Aibling, Germany - Two commuter trains crashed head-on in southern Germany on Tuesday, killing at least nine people and injuring more than 100, in one of the country's deadliest rail accidents in years.
Hundreds of rescuers were scouring for more passengers trapped in the mangled wreckage in a wooded area near Bad Aibling, a spa town about 60 kilometres (40 miles) southeast of Munich.
At least two carriages from one train were overturned, while the front of the other was crushed. Blue, yellow and silver metal debris was strewn around the crash site next to a river in the southern state of Bavaria.
"We now have nine dead," said police spokesman Juergen Thalmeier. One person was still missing, likely trapped in the wreckage.
Eighteen people were seriously injured and 90 had light injuries, police said in a statement.
The two train drivers and two conductors were among those killed, local broadcaster Bayerischer Rundfunk reported.
German Chancellor Angela Merkel expressed shock at the news.
"I am dismayed and saddened by the serious train accident this morning at Bad Aibling," Merkel said in a statement.
"My sympathy goes out especially to the families of the nine people who have lost their lives." Transport Minister Alexander Dobrindt said the rail track was fitted with an automatic braking system aimed at preventing such crashes, and that investigators were proving if there had been "a technical problem or human error".
"One train was jammed into the other and the carriage of the second train was completely torn apart," he said.
Three black boxes on the trains should help shed light on the accident, he said, adding that two had already been recovered, and the third should be found in the course of the day.
The trains collided at high speed, and both drivers probably did not see each other until the last minute because the crash happened on a curve, said Dobrindt.
"At the moment we will have to wait (for the result of the investigation), everything else is speculation, and would be unhelpful and inappropriate," he said.
A passenger named as Patrick B. told local radio Rosenheim 24 that shortly after leaving the station of Kolbermoor, "the train suddenly braked, there was a loud noise and the light went out".
He said he "heard people shouting for help everywhere" and together with a young man, he opened the carriage door using the emergency system.
"We led passengers onto a slope, and only one man with a broken leg could not be helped out. Shortly after, the first emergency workers arrived." Some 700 firefighters, emergency services workers and police officers were deployed in the rescue operation, which was complicated because the forest crash site was difficult to access.
Rescuers focused on the impact area of the trains, using electric saws to cut through the mangled wreckage.
Underlining the difficulty of the emergency operation, mountain rescuer Joerg Becker told NTV: "The terrain is not only difficult to access but the large number of injured also requires a massive coordination effort between so many rescue and aid groups." About a dozen helicopters were also deployed, with television footage showing them waiting in a clearing outside the forest, from where rescuers were emerging with stretchers carrying the injured.

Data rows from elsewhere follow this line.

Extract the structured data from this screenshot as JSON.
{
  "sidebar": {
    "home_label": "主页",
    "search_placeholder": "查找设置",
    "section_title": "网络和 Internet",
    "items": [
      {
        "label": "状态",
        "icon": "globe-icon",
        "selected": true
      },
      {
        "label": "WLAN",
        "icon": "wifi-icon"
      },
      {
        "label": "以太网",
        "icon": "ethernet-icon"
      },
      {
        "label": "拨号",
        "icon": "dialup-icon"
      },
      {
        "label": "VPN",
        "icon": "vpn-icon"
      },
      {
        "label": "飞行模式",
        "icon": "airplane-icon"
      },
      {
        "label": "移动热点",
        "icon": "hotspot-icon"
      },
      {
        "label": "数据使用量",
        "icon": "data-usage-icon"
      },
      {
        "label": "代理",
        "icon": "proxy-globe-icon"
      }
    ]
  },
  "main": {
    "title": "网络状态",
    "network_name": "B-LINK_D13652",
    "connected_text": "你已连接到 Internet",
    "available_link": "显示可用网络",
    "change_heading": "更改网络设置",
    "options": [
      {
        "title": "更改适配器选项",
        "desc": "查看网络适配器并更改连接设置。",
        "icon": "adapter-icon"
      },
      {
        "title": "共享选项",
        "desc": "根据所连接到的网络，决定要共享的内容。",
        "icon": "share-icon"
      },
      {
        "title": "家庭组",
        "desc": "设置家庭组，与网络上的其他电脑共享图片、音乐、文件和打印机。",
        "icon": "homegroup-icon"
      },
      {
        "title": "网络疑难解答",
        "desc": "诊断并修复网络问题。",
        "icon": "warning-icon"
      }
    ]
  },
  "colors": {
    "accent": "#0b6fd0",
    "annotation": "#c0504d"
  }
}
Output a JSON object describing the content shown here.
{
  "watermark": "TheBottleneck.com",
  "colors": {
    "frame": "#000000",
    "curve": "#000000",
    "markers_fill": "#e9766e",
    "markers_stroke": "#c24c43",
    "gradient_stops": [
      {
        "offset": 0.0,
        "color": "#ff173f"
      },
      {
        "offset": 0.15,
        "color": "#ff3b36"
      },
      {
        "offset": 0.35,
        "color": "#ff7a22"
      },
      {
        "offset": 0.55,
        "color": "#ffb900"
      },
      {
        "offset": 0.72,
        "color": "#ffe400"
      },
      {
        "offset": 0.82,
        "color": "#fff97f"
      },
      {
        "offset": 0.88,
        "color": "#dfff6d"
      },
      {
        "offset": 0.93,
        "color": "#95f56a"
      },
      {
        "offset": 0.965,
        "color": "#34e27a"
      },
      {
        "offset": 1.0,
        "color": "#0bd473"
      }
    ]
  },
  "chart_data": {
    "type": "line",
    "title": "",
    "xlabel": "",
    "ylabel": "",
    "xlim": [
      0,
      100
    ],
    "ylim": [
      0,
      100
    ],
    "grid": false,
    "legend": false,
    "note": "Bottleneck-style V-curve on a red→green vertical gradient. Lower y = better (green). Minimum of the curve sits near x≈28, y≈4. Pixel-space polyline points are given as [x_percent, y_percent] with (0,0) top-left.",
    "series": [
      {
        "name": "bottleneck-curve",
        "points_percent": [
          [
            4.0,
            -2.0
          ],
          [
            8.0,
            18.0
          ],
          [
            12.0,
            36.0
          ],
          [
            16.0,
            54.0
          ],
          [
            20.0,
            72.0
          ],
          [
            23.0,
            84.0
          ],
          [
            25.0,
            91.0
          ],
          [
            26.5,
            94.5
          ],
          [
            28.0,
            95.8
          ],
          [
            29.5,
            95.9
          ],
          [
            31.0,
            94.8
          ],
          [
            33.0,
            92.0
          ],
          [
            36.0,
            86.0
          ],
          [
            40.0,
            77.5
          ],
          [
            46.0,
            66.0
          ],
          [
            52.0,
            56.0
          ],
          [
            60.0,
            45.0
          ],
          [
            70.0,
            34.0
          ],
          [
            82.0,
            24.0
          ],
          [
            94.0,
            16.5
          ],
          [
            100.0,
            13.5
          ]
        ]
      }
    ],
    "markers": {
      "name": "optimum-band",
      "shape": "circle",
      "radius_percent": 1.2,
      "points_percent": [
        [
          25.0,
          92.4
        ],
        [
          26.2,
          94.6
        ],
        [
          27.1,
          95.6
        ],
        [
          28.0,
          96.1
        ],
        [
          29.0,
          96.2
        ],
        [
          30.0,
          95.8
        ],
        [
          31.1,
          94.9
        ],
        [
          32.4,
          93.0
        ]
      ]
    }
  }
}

Besides the rail stretch, two nearby roads were also closed to traffic.
"The tragic accident occurred on the single-track route between Rosenheim and Holzkirchen this morning shortly after 7:00 am (0600 GMT)," regional rail company Meridian, a subsidiary of the French group Transdev, said in a statement.
"The accident is an enormous shock for us," said Bernd Rosenbusch, who heads the Bavarian rail company BOB that operates trains on the route.
"We will do everything to help travellers, their relatives and our employees."
Christian Schreyer, chief executive of Transdev, said: "We are deeply shocked and stunned that something like this could have happened. Our thoughts are with the victims and families of the victims".
After German rail was liberalised at the end of the 1990s, BOB - a subsidiary of Transdev, became one of the train operators competing with state-run Deutsche Bahn.
Although it has lost its monopoly operating status, Deutsche Bahn still owns the rail network.
The accident is believed to be Germany's first fatal train crash since April 2012, when three people were killed and 13 injured in a collision between two regional trains in the western city of Offenbach.
The country's deadliest post-war accident happened in 1998, when a high-speed ICE train linking Munich and Hamburg derailed in the northern town of Eschede, killing 101 people and injuring 88.